Ok, I had my moment. TL;DR- give a like ans scroll down :D
Well, there are lots of authors who write stuff I don't like, and who make lots of money by doing so. No point in naming them or complaining, everybody has to make a living in whatever way they deem acceptable. What I find disappointing is to see an author who has written a great book and achieved well-deserved success then go on to rapidly produce a ream of sub-standard material. I get the impression that his agent/publisher has said to him/her "We have to capitalise on the success of your last book, so write lots more stuff, quickly -- doesn't matter what you write, anything will do, so long as you do it NOW." The rushed and poorly-edited results are unfair on the reader.
I have another question. Who are these critics? Be they of art, book, film, music or any other creative form. What gives them the right to judge and to express such judgement as if with authority? If they are just human beings with well-heeled connections, how can their opinions be considered expert?
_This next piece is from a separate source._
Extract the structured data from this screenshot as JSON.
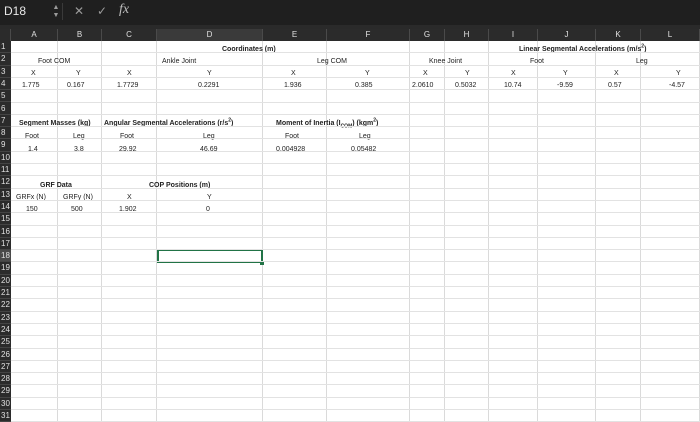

Last edited:
I have a list of authors whose work I avoid. On Goodreads (memo to self - must update it, a dozen books behind) I have a shelf 'never to be finished'. God (or whoever) forbid that my work should end up on a similar shelf. However, James Patterson, team of 30 writers, laughing all the way to the bank... Can't find the emoticon for envy...
I have another question. Who are these critics? Be they of art, book, film, music or any other creative form. What gives them the right to judge and to express such judgement as if with authority? If they are just human beings with well-heeled connections, how can their opinions be considered expert?
Critics are just readers with a platform (and often an agenda). Before taking their offerings too seriously, remember that everyone is a critic and no one or everyone is right. Professional critics however, have justly been likened to eunuchs at an orgy. A comforting thought.
Not open for further replies.

Writer's Block